INPUT MATERIAL Block Start

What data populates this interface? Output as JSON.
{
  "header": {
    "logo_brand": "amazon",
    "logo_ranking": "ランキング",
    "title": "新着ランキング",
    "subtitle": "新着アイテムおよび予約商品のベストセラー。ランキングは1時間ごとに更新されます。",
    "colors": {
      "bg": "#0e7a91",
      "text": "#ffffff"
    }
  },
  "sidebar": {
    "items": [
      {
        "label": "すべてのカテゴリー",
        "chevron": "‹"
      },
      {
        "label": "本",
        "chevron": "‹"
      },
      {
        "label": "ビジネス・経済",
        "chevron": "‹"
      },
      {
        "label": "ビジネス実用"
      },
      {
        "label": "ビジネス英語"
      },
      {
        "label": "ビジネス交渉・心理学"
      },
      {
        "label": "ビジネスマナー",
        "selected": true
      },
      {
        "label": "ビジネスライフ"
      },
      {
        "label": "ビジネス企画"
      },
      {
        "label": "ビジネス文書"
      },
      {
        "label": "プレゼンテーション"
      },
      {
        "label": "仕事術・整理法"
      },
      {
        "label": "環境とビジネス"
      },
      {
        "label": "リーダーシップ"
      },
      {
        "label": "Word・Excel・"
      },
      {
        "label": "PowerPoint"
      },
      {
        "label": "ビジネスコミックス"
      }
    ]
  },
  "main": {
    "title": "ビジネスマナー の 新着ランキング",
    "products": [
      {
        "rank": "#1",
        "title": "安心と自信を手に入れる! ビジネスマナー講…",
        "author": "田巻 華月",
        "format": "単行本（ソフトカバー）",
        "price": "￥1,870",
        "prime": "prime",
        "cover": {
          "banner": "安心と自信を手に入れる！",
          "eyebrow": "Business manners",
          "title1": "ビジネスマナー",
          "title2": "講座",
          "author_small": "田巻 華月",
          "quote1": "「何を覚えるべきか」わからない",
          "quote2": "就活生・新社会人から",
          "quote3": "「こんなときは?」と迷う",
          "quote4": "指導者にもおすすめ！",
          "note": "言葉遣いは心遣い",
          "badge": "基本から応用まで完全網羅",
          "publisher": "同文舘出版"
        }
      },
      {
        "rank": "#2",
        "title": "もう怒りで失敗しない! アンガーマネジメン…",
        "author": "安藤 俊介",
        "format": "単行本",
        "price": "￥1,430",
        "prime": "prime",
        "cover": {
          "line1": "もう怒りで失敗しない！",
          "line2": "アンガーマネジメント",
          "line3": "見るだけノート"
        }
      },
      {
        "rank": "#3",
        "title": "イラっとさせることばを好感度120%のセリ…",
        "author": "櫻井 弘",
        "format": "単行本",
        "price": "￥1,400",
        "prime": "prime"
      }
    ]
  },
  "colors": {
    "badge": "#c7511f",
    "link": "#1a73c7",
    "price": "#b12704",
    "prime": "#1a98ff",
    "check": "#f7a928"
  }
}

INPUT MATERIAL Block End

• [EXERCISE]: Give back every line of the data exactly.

• [ANSWER TO THE EXERCISE]:
What data populates this interface? Output as JSON.
{
  "header": {
    "logo_brand": "amazon",
    "logo_ranking": "ランキング",
    "title": "新着ランキング",
    "subtitle": "新着アイテムおよび予約商品のベストセラー。ランキングは1時間ごとに更新されます。",
    "colors": {
      "bg": "#0e7a91",
      "text": "#ffffff"
    }
  },
  "sidebar": {
    "items": [
      {
        "label": "すべてのカテゴリー",
        "chevron": "‹"
      },
      {
        "label": "本",
        "chevron": "‹"
      },
      {
        "label": "ビジネス・経済",
        "chevron": "‹"
      },
      {
        "label": "ビジネス実用"
      },
      {
        "label": "ビジネス英語"
      },
      {
        "label": "ビジネス交渉・心理学"
      },
      {
        "label": "ビジネスマナー",
        "selected": true
      },
      {
        "label": "ビジネスライフ"
      },
      {
        "label": "ビジネス企画"
      },
      {
        "label": "ビジネス文書"
      },
      {
        "label": "プレゼンテーション"
      },
      {
        "label": "仕事術・整理法"
      },
      {
        "label": "環境とビジネス"
      },
      {
        "label": "リーダーシップ"
      },
      {
        "label": "Word・Excel・"
      },
      {
        "label": "PowerPoint"
      },
      {
        "label": "ビジネスコミックス"
      }
    ]
  },
  "main": {
    "title": "ビジネスマナー の 新着ランキング",
    "products": [
      {
        "rank": "#1",
        "title": "安心と自信を手に入れる! ビジネスマナー講…",
        "author": "田巻 華月",
        "format": "単行本（ソフトカバー）",
        "price": "￥1,870",
        "prime": "prime",
        "cover": {
          "banner": "安心と自信を手に入れる！",
          "eyebrow": "Business manners",
          "title1": "ビジネスマナー",
          "title2": "講座",
          "author_small": "田巻 華月",
          "quote1": "「何を覚えるべきか」わからない",
          "quote2": "就活生・新社会人から",
          "quote3": "「こんなときは?」と迷う",
          "quote4": "指導者にもおすすめ！",
          "note": "言葉遣いは心遣い",
          "badge": "基本から応用まで完全網羅",
          "publisher": "同文舘出版"
        }
      },
      {
        "rank": "#2",
        "title": "もう怒りで失敗しない! アンガーマネジメン…",
        "author": "安藤 俊介",
        "format": "単行本",
        "price": "￥1,430",
        "prime": "prime",
        "cover": {
          "line1": "もう怒りで失敗しない！",
          "line2": "アンガーマネジメント",
          "line3": "見るだけノート"
        }
      },
      {
        "rank": "#3",
        "title": "イラっとさせることばを好感度120%のセリ…",
        "author": "櫻井 弘",
        "format": "単行本",
        "price": "￥1,400",
        "prime": "prime"
      }
    ]
  },
  "colors": {
    "badge": "#c7511f",
    "link": "#1a73c7",
    "price": "#b12704",
    "prime": "#1a98ff",
    "check": "#f7a928"
  }
}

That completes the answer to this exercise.